= RAW DATA =
=== Section Start ===
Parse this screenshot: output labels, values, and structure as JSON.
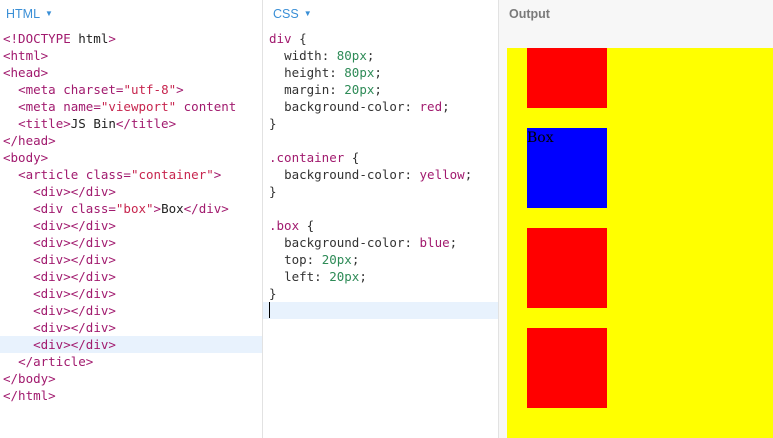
{
  "html_pane": {
    "title": "HTML",
    "lines": [
      "<!DOCTYPE html>",
      "<html>",
      "<head>",
      "  <meta charset=\"utf-8\">",
      "  <meta name=\"viewport\" content",
      "  <title>JS Bin</title>",
      "</head>",
      "<body>",
      "  <article class=\"container\">",
      "    <div></div>",
      "    <div class=\"box\">Box</div>",
      "    <div></div>",
      "    <div></div>",
      "    <div></div>",
      "    <div></div>",
      "    <div></div>",
      "    <div></div>",
      "    <div></div>",
      "    <div></div>",
      "  </article>",
      "</body>",
      "</html>"
    ]
  },
  "css_pane": {
    "title": "CSS",
    "lines": [
      "div {",
      "  width: 80px;",
      "  height: 80px;",
      "  margin: 20px;",
      "  background-color: red;",
      "}",
      "",
      ".container {",
      "  background-color: yellow;",
      "}",
      "",
      ".box {",
      "  background-color: blue;",
      "  top: 20px;",
      "  left: 20px;",
      "}",
      ""
    ]
  },
  "output_pane": {
    "title": "Output",
    "container_color": "#ffff00",
    "boxes": [
      {
        "color": "#ff0000",
        "label": ""
      },
      {
        "color": "#0000ff",
        "label": "Box"
      },
      {
        "color": "#ff0000",
        "label": ""
      },
      {
        "color": "#ff0000",
        "label": ""
      }
    ]
  },
  "colors": {
    "tab_accent": "#3a8fd6",
    "active_line": "#e8f2fd"
  }
}
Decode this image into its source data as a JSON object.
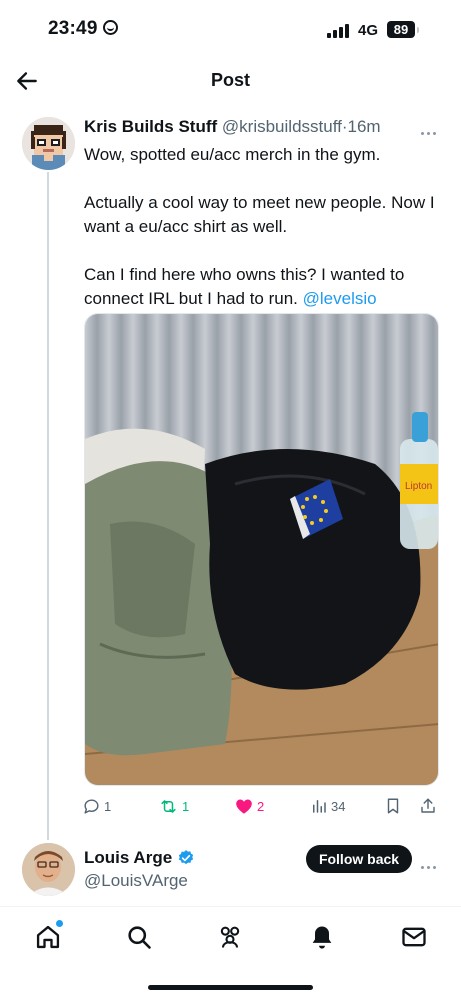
{
  "status_bar": {
    "time": "23:49",
    "network": "4G",
    "battery": "89"
  },
  "header": {
    "title": "Post"
  },
  "tweet": {
    "display_name": "Kris Builds Stuff",
    "handle": "@krisbuildsstuff",
    "separator": "·",
    "time": "16m",
    "text_line1": "Wow, spotted eu/acc merch in the gym.",
    "text_para2": "Actually a cool way to meet new people. Now I want a eu/acc shirt as well.",
    "text_para3_prefix": "Can I find here who owns this? I wanted to connect IRL but I had to run. ",
    "mention": "@levelsio",
    "bottle_brand": "Lipton",
    "metrics": {
      "replies": "1",
      "reposts": "1",
      "likes": "2",
      "views": "34"
    },
    "colors": {
      "link": "#1d9bf0",
      "repost": "#00ba7c",
      "like": "#f91880"
    }
  },
  "reply_user": {
    "display_name": "Louis Arge",
    "handle": "@LouisVArge",
    "verified": true,
    "follow_label": "Follow back"
  },
  "bottom_nav": {
    "items": [
      "home-icon",
      "search-icon",
      "communities-icon",
      "notifications-icon",
      "messages-icon"
    ],
    "home_has_badge": true
  }
}
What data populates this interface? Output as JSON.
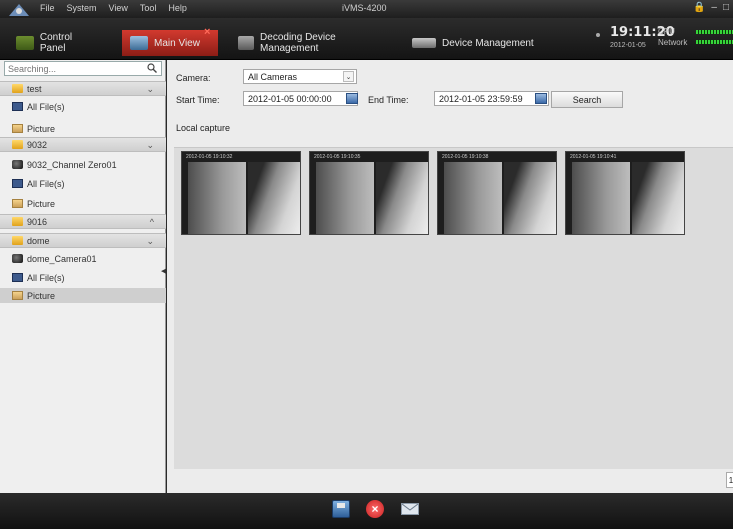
{
  "menubar": {
    "items": [
      "File",
      "System",
      "View",
      "Tool",
      "Help"
    ],
    "title": "iVMS-4200",
    "window_controls": [
      "lock-icon",
      "minimize-icon",
      "maximize-icon"
    ]
  },
  "tabs": [
    {
      "label": "Control Panel",
      "icon": "control-panel-icon",
      "active": false
    },
    {
      "label": "Main View",
      "icon": "main-view-icon",
      "active": true
    },
    {
      "label": "Decoding Device Management",
      "icon": "decoding-device-icon",
      "active": false
    },
    {
      "label": "Device Management",
      "icon": "device-management-icon",
      "active": false
    }
  ],
  "status": {
    "time": "19:11:20",
    "date": "2012-01-05",
    "cpu_label": "CPU",
    "network_label": "Network"
  },
  "sidebar": {
    "search_placeholder": "Searching...",
    "items": [
      {
        "label": "test",
        "type": "group",
        "icon": "folder-icon",
        "chevron": "⌄"
      },
      {
        "label": "All File(s)",
        "type": "item",
        "icon": "disk-icon"
      },
      {
        "label": "Picture",
        "type": "item",
        "icon": "picture-icon"
      },
      {
        "label": "9032",
        "type": "group",
        "icon": "folder-icon",
        "chevron": "⌄"
      },
      {
        "label": "9032_Channel Zero01",
        "type": "item",
        "icon": "camera-icon"
      },
      {
        "label": "All File(s)",
        "type": "item",
        "icon": "disk-icon"
      },
      {
        "label": "Picture",
        "type": "item",
        "icon": "picture-icon"
      },
      {
        "label": "9016",
        "type": "group",
        "icon": "folder-icon",
        "chevron": "^"
      },
      {
        "label": "dome",
        "type": "group",
        "icon": "folder-icon",
        "chevron": "⌄"
      },
      {
        "label": "dome_Camera01",
        "type": "item",
        "icon": "camera-icon"
      },
      {
        "label": "All File(s)",
        "type": "item",
        "icon": "disk-icon"
      },
      {
        "label": "Picture",
        "type": "item",
        "icon": "picture-icon",
        "selected": true
      }
    ]
  },
  "filters": {
    "camera_label": "Camera:",
    "camera_value": "All Cameras",
    "start_label": "Start Time:",
    "start_value": "2012-01-05 00:00:00",
    "end_label": "End Time:",
    "end_value": "2012-01-05 23:59:59",
    "search_label": "Search"
  },
  "capture": {
    "section_label": "Local capture",
    "thumbnails": [
      {
        "stamp": "2012-01-05 19:10:32",
        "label": ""
      },
      {
        "stamp": "2012-01-05 19:10:35",
        "label": ""
      },
      {
        "stamp": "2012-01-05 19:10:38",
        "label": ""
      },
      {
        "stamp": "2012-01-05 19:10:41",
        "label": ""
      }
    ],
    "page": "1"
  },
  "bottombar": {
    "buttons": [
      "save-icon",
      "delete-icon",
      "email-icon"
    ]
  }
}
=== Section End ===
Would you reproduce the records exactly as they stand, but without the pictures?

Parse this screenshot: output labels, values, and structure as JSON.
{
  "html_pane": {
    "title": "HTML",
    "lines": [
      "<!DOCTYPE html>",
      "<html>",
      "<head>",
      "  <meta charset=\"utf-8\">",
      "  <meta name=\"viewport\" content",
      "  <title>JS Bin</title>",
      "</head>",
      "<body>",
      "  <article class=\"container\">",
      "    <div></div>",
      "    <div class=\"box\">Box</div>",
      "    <div></div>",
      "    <div></div>",
      "    <div></div>",
      "    <div></div>",
      "    <div></div>",
      "    <div></div>",
      "    <div></div>",
      "    <div></div>",
      "  </article>",
      "</body>",
      "</html>"
    ]
  },
  "css_pane": {
    "title": "CSS",
    "lines": [
      "div {",
      "  width: 80px;",
      "  height: 80px;",
      "  margin: 20px;",
      "  background-color: red;",
      "}",
      "",
      ".container {",
      "  background-color: yellow;",
      "}",
      "",
      ".box {",
      "  background-color: blue;",
      "  top: 20px;",
      "  left: 20px;",
      "}",
      ""
    ]
  },
  "output_pane": {
    "title": "Output",
    "container_color": "#ffff00",
    "boxes": [
      {
        "color": "#ff0000",
        "label": ""
      },
      {
        "color": "#0000ff",
        "label": "Box"
      },
      {
        "color": "#ff0000",
        "label": ""
      },
      {
        "color": "#ff0000",
        "label": ""
      }
    ]
  },
  "colors": {
    "tab_accent": "#3a8fd6",
    "active_line": "#e8f2fd"
  }
}
Decode this image into its source data as a JSON object.
{
  "status_bar": {
    "time": "23:49",
    "network": "4G",
    "battery": "89"
  },
  "header": {
    "title": "Post"
  },
  "tweet": {
    "display_name": "Kris Builds Stuff",
    "handle": "@krisbuildsstuff",
    "separator": "·",
    "time": "16m",
    "text_line1": "Wow, spotted eu/acc merch in the gym.",
    "text_para2": "Actually a cool way to meet new people. Now I want a eu/acc shirt as well.",
    "text_para3_prefix": "Can I find here who owns this? I wanted to connect IRL but I had to run. ",
    "mention": "@levelsio",
    "bottle_brand": "Lipton",
    "metrics": {
      "replies": "1",
      "reposts": "1",
      "likes": "2",
      "views": "34"
    },
    "colors": {
      "link": "#1d9bf0",
      "repost": "#00ba7c",
      "like": "#f91880"
    }
  },
  "reply_user": {
    "display_name": "Louis Arge",
    "handle": "@LouisVArge",
    "verified": true,
    "follow_label": "Follow back"
  },
  "bottom_nav": {
    "items": [
      "home-icon",
      "search-icon",
      "communities-icon",
      "notifications-icon",
      "messages-icon"
    ],
    "home_has_badge": true
  }
}
What data populates this interface? Output as JSON.
{
  "menubar": {
    "items": [
      "File",
      "System",
      "View",
      "Tool",
      "Help"
    ],
    "title": "iVMS-4200",
    "window_controls": [
      "lock-icon",
      "minimize-icon",
      "maximize-icon"
    ]
  },
  "tabs": [
    {
      "label": "Control Panel",
      "icon": "control-panel-icon",
      "active": false
    },
    {
      "label": "Main View",
      "icon": "main-view-icon",
      "active": true
    },
    {
      "label": "Decoding Device Management",
      "icon": "decoding-device-icon",
      "active": false
    },
    {
      "label": "Device Management",
      "icon": "device-management-icon",
      "active": false
    }
  ],
  "status": {
    "time": "19:11:20",
    "date": "2012-01-05",
    "cpu_label": "CPU",
    "network_label": "Network"
  },
  "sidebar": {
    "search_placeholder": "Searching...",
    "items": [
      {
        "label": "test",
        "type": "group",
        "icon": "folder-icon",
        "chevron": "⌄"
      },
      {
        "label": "All File(s)",
        "type": "item",
        "icon": "disk-icon"
      },
      {
        "label": "Picture",
        "type": "item",
        "icon": "picture-icon"
      },
      {
        "label": "9032",
        "type": "group",
        "icon": "folder-icon",
        "chevron": "⌄"
      },
      {
        "label": "9032_Channel Zero01",
        "type": "item",
        "icon": "camera-icon"
      },
      {
        "label": "All File(s)",
        "type": "item",
        "icon": "disk-icon"
      },
      {
        "label": "Picture",
        "type": "item",
        "icon": "picture-icon"
      },
      {
        "label": "9016",
        "type": "group",
        "icon": "folder-icon",
        "chevron": "^"
      },
      {
        "label": "dome",
        "type": "group",
        "icon": "folder-icon",
        "chevron": "⌄"
      },
      {
        "label": "dome_Camera01",
        "type": "item",
        "icon": "camera-icon"
      },
      {
        "label": "All File(s)",
        "type": "item",
        "icon": "disk-icon"
      },
      {
        "label": "Picture",
        "type": "item",
        "icon": "picture-icon",
        "selected": true
      }
    ]
  },
  "filters": {
    "camera_label": "Camera:",
    "camera_value": "All Cameras",
    "start_label": "Start Time:",
    "start_value": "2012-01-05 00:00:00",
    "end_label": "End Time:",
    "end_value": "2012-01-05 23:59:59",
    "search_label": "Search"
  },
  "capture": {
    "section_label": "Local capture",
    "thumbnails": [
      {
        "stamp": "2012-01-05 19:10:32",
        "label": ""
      },
      {
        "stamp": "2012-01-05 19:10:35",
        "label": ""
      },
      {
        "stamp": "2012-01-05 19:10:38",
        "label": ""
      },
      {
        "stamp": "2012-01-05 19:10:41",
        "label": ""
      }
    ],
    "page": "1"
  },
  "bottombar": {
    "buttons": [
      "save-icon",
      "delete-icon",
      "email-icon"
    ]
  }
}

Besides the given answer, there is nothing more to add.